→ Provided material:
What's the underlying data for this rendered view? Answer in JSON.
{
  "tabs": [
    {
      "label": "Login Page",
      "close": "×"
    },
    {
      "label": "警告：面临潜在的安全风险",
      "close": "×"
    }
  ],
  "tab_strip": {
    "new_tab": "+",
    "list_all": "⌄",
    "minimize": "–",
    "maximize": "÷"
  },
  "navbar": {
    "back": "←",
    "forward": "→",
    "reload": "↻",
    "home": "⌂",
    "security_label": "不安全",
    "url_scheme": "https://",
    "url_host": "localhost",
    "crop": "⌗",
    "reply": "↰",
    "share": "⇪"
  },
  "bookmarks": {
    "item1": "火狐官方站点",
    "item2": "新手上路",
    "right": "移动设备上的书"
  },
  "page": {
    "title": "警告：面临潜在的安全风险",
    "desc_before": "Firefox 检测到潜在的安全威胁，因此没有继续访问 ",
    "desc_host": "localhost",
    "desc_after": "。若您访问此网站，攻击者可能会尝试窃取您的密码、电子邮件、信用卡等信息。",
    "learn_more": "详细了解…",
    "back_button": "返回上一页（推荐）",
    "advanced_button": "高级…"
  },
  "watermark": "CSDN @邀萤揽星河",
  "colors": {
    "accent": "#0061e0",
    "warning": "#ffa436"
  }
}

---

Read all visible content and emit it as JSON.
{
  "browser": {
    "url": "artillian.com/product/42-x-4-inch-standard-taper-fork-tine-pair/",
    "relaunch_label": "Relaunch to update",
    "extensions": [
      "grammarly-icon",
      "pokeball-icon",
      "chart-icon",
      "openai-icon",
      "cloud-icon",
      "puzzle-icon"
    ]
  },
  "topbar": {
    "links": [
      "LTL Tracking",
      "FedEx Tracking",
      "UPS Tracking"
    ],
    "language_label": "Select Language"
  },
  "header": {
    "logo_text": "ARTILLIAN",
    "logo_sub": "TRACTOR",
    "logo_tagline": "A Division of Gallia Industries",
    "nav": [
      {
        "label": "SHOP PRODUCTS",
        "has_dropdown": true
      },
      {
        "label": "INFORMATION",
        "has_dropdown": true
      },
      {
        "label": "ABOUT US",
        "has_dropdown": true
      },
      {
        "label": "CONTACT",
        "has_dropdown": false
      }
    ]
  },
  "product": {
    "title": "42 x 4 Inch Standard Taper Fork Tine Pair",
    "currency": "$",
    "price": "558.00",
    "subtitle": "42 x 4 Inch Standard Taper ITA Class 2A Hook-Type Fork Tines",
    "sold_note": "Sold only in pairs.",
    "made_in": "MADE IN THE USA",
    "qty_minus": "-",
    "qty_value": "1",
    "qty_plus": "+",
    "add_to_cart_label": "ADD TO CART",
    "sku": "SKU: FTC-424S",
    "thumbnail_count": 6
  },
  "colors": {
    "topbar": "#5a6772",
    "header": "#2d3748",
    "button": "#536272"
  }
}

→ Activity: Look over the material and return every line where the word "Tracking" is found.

→ Task result:
      "LTL Tracking",
      "FedEx Tracking",
      "UPS Tracking"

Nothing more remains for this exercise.